--- START ---

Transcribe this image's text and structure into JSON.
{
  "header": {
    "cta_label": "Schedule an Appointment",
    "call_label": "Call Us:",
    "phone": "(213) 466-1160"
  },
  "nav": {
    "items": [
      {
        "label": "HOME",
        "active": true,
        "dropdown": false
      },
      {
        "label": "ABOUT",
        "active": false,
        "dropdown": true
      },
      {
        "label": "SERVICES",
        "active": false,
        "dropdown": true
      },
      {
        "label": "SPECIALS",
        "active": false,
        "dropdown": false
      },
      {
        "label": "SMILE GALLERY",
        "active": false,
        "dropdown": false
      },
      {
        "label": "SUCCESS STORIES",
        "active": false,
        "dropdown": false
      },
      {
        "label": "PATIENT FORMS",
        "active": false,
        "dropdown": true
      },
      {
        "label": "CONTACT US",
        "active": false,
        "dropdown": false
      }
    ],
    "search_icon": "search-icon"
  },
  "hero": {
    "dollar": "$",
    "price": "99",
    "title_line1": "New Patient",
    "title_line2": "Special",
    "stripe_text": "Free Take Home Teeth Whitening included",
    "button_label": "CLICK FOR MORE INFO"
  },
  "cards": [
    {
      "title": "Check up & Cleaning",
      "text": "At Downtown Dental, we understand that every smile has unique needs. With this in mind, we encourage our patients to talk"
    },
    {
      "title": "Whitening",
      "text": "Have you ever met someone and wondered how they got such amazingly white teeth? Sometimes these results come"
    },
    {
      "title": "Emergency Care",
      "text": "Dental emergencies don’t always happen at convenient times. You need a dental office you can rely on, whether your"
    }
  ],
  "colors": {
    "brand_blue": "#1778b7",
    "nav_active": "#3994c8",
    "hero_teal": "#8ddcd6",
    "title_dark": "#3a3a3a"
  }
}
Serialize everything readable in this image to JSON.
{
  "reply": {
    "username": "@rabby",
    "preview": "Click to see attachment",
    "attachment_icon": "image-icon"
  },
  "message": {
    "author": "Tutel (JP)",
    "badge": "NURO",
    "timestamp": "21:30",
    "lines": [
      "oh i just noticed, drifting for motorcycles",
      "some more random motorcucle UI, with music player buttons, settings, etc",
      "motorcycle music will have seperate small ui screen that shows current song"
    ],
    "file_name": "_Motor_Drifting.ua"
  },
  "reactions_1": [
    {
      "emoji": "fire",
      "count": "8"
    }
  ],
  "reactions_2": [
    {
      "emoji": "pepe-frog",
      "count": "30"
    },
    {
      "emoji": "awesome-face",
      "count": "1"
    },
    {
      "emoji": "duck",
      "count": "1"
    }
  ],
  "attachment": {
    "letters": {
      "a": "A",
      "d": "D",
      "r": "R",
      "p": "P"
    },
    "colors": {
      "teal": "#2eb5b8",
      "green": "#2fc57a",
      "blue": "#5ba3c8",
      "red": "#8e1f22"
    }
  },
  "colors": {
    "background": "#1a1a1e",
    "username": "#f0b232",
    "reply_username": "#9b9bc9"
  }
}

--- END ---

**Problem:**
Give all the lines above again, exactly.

**Response box:**
Transcribe this image's text and structure into JSON.
{
  "header": {
    "cta_label": "Schedule an Appointment",
    "call_label": "Call Us:",
    "phone": "(213) 466-1160"
  },
  "nav": {
    "items": [
      {
        "label": "HOME",
        "active": true,
        "dropdown": false
      },
      {
        "label": "ABOUT",
        "active": false,
        "dropdown": true
      },
      {
        "label": "SERVICES",
        "active": false,
        "dropdown": true
      },
      {
        "label": "SPECIALS",
        "active": false,
        "dropdown": false
      },
      {
        "label": "SMILE GALLERY",
        "active": false,
        "dropdown": false
      },
      {
        "label": "SUCCESS STORIES",
        "active": false,
        "dropdown": false
      },
      {
        "label": "PATIENT FORMS",
        "active": false,
        "dropdown": true
      },
      {
        "label": "CONTACT US",
        "active": false,
        "dropdown": false
      }
    ],
    "search_icon": "search-icon"
  },
  "hero": {
    "dollar": "$",
    "price": "99",
    "title_line1": "New Patient",
    "title_line2": "Special",
    "stripe_text": "Free Take Home Teeth Whitening included",
    "button_label": "CLICK FOR MORE INFO"
  },
  "cards": [
    {
      "title": "Check up & Cleaning",
      "text": "At Downtown Dental, we understand that every smile has unique needs. With this in mind, we encourage our patients to talk"
    },
    {
      "title": "Whitening",
      "text": "Have you ever met someone and wondered how they got such amazingly white teeth? Sometimes these results come"
    },
    {
      "title": "Emergency Care",
      "text": "Dental emergencies don’t always happen at convenient times. You need a dental office you can rely on, whether your"
    }
  ],
  "colors": {
    "brand_blue": "#1778b7",
    "nav_active": "#3994c8",
    "hero_teal": "#8ddcd6",
    "title_dark": "#3a3a3a"
  }
}
Serialize everything readable in this image to JSON.
{
  "reply": {
    "username": "@rabby",
    "preview": "Click to see attachment",
    "attachment_icon": "image-icon"
  },
  "message": {
    "author": "Tutel (JP)",
    "badge": "NURO",
    "timestamp": "21:30",
    "lines": [
      "oh i just noticed, drifting for motorcycles",
      "some more random motorcucle UI, with music player buttons, settings, etc",
      "motorcycle music will have seperate small ui screen that shows current song"
    ],
    "file_name": "_Motor_Drifting.ua"
  },
  "reactions_1": [
    {
      "emoji": "fire",
      "count": "8"
    }
  ],
  "reactions_2": [
    {
      "emoji": "pepe-frog",
      "count": "30"
    },
    {
      "emoji": "awesome-face",
      "count": "1"
    },
    {
      "emoji": "duck",
      "count": "1"
    }
  ],
  "attachment": {
    "letters": {
      "a": "A",
      "d": "D",
      "r": "R",
      "p": "P"
    },
    "colors": {
      "teal": "#2eb5b8",
      "green": "#2fc57a",
      "blue": "#5ba3c8",
      "red": "#8e1f22"
    }
  },
  "colors": {
    "background": "#1a1a1e",
    "username": "#f0b232",
    "reply_username": "#9b9bc9"
  }
}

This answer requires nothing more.